_Goal of the exercise_
Without omitting anything, retype the data that follows.

(Stored items from a collection)
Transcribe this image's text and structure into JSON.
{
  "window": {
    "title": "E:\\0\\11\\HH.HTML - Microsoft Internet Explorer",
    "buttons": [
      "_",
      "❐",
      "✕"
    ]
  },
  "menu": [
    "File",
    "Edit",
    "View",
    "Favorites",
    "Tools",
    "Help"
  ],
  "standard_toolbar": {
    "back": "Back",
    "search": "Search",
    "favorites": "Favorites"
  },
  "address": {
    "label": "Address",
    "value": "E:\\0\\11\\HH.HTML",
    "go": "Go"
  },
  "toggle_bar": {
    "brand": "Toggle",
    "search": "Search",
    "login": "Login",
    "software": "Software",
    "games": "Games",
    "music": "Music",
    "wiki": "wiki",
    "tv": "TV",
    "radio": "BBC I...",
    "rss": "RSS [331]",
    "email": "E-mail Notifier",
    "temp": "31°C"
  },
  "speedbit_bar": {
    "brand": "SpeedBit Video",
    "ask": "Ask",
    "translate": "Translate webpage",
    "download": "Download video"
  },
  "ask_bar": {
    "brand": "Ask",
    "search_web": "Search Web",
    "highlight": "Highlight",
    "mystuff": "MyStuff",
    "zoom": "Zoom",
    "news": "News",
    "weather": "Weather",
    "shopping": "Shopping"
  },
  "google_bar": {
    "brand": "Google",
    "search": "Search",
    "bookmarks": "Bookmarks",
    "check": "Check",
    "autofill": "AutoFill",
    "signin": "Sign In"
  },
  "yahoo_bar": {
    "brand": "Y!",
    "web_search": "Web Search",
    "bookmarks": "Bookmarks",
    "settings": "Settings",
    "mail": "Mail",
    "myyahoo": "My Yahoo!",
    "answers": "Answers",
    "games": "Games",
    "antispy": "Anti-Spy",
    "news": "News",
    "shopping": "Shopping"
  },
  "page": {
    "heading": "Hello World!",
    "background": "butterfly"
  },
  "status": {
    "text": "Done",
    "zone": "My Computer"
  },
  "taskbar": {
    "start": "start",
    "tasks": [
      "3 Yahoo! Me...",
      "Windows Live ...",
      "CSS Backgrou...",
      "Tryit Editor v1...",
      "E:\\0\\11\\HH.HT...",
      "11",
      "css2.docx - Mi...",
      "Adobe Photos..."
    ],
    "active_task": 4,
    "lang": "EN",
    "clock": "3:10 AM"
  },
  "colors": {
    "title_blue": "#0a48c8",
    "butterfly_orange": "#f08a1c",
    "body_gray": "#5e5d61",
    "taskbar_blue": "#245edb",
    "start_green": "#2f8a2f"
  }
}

_Response to this exercise_
Transcribe this image's text and structure into JSON.
{
  "window": {
    "title": "E:\\0\\11\\HH.HTML - Microsoft Internet Explorer",
    "buttons": [
      "_",
      "❐",
      "✕"
    ]
  },
  "menu": [
    "File",
    "Edit",
    "View",
    "Favorites",
    "Tools",
    "Help"
  ],
  "standard_toolbar": {
    "back": "Back",
    "search": "Search",
    "favorites": "Favorites"
  },
  "address": {
    "label": "Address",
    "value": "E:\\0\\11\\HH.HTML",
    "go": "Go"
  },
  "toggle_bar": {
    "brand": "Toggle",
    "search": "Search",
    "login": "Login",
    "software": "Software",
    "games": "Games",
    "music": "Music",
    "wiki": "wiki",
    "tv": "TV",
    "radio": "BBC I...",
    "rss": "RSS [331]",
    "email": "E-mail Notifier",
    "temp": "31°C"
  },
  "speedbit_bar": {
    "brand": "SpeedBit Video",
    "ask": "Ask",
    "translate": "Translate webpage",
    "download": "Download video"
  },
  "ask_bar": {
    "brand": "Ask",
    "search_web": "Search Web",
    "highlight": "Highlight",
    "mystuff": "MyStuff",
    "zoom": "Zoom",
    "news": "News",
    "weather": "Weather",
    "shopping": "Shopping"
  },
  "google_bar": {
    "brand": "Google",
    "search": "Search",
    "bookmarks": "Bookmarks",
    "check": "Check",
    "autofill": "AutoFill",
    "signin": "Sign In"
  },
  "yahoo_bar": {
    "brand": "Y!",
    "web_search": "Web Search",
    "bookmarks": "Bookmarks",
    "settings": "Settings",
    "mail": "Mail",
    "myyahoo": "My Yahoo!",
    "answers": "Answers",
    "games": "Games",
    "antispy": "Anti-Spy",
    "news": "News",
    "shopping": "Shopping"
  },
  "page": {
    "heading": "Hello World!",
    "background": "butterfly"
  },
  "status": {
    "text": "Done",
    "zone": "My Computer"
  },
  "taskbar": {
    "start": "start",
    "tasks": [
      "3 Yahoo! Me...",
      "Windows Live ...",
      "CSS Backgrou...",
      "Tryit Editor v1...",
      "E:\\0\\11\\HH.HT...",
      "11",
      "css2.docx - Mi...",
      "Adobe Photos..."
    ],
    "active_task": 4,
    "lang": "EN",
    "clock": "3:10 AM"
  },
  "colors": {
    "title_blue": "#0a48c8",
    "butterfly_orange": "#f08a1c",
    "body_gray": "#5e5d61",
    "taskbar_blue": "#245edb",
    "start_green": "#2f8a2f"
  }
}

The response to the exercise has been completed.